Louis V Gerstner’s autobiography Who Says Elephants Can’t Dance? How I Turned Around IBM should be required reading for all CEOs or principals in adviser firms, in fact, everyone associated with a firm, particularly self-employed advisers.
When Gerstner became CEO of IBM in 1993, its shares had fallen to an all-time low and the company was on the verge of collapse. He was recruited because of his successful management of RJR Nabisco and American Express. Gerstner had no background in IT but during his seven-year chairmanship he transformed the firms into one of the leading forces of the computer age.
He had to be bold and get rid of outdated practices, changing the company from the inside out. The thrust of his changes was the move from a transactional-style business to a customer-driven enterprise able to respond quickly to the volatile technology market and face down Microsoft and Intel in the internet era.
Now does that sound familiar? From where I sit, some of the networks resemble the old IBM stuck in the past, centred on its management and not its clients. This is a high-risk strategy and destined for failure in TCF terms and in long-term profitability.

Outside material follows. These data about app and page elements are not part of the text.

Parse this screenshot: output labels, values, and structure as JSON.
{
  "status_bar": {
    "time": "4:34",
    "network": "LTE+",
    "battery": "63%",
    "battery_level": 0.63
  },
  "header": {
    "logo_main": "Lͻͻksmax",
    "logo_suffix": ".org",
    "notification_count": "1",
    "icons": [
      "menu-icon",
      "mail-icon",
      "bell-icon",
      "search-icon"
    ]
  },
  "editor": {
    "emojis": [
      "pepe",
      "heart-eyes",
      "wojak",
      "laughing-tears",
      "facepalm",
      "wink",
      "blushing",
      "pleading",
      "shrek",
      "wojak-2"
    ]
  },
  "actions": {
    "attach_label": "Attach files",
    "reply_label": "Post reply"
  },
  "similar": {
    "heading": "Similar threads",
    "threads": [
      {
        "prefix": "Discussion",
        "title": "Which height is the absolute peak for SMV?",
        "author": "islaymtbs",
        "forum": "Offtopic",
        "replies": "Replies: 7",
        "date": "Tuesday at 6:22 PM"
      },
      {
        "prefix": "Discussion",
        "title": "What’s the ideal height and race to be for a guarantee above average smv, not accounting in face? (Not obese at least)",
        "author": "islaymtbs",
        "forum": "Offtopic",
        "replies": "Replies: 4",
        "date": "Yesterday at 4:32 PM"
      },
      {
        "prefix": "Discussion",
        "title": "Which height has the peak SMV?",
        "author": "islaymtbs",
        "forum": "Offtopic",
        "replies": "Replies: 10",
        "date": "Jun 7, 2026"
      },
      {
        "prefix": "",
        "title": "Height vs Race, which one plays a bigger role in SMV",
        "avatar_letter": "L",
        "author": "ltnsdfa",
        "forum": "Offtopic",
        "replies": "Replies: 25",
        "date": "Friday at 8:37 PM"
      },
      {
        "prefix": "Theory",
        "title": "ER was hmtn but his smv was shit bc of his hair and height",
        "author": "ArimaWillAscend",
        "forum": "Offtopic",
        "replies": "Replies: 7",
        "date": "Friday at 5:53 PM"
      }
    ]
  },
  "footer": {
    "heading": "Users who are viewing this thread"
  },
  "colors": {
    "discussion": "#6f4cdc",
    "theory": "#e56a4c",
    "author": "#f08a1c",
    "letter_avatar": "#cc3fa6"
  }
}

Adviser-charging is not business as usual. Providers are either going to delay payment of adviser charges until the cooling-off period is over or require a wet signature if they are to pay without delay.
We now find that adviser-charging and pensions do not go together (more on this next time) and this pushes us to a two-cheque process – one for the provider and one for the advice firm.
This is not what many thought would happen and I am certain the networks will not want to cope with the risk that advisers ask for one cheque to them instead of the advice firm and one to the provider.
This is nothing new, I am aware of network members who have billed under their own name for some time.
Another issue for adviser-charging is the move in this country to more use-it-or-lose-it capped tax allowances for products such as Isas and pensions. The current limits will lead most sensible advisers to recommend that the fees are paid from the clients’ bank account and not from providers using adviser-charging.
The fidelity risk here is massive and cannot be under-played. To avoid it, firms need to accept cashflow delays or more direct conversations with clients. All that needs practice and planning at a time when the RDR is getting ever closer.
Now is the time to recognise that a lot of the comments made by my fellow columnist Nic Cicutti are accurate and although they may make us uncomfortable, they still need to be faced up to if we are to progress profitably. Despite this, too many of us resemble ostriches believing that nothing will change other than the labels.
Gerstner tells an engrossing story that takes you into the inner sanctum of the unbelievable mess he inherited and into the world and mind of a boss facing the challenge of a lifetime.
The RDR becomes a bigger challenge if you delay your research and development work – it is time for action not for reflection.
Robert Reid is managing director of Syndaxi Chartered Financial Planners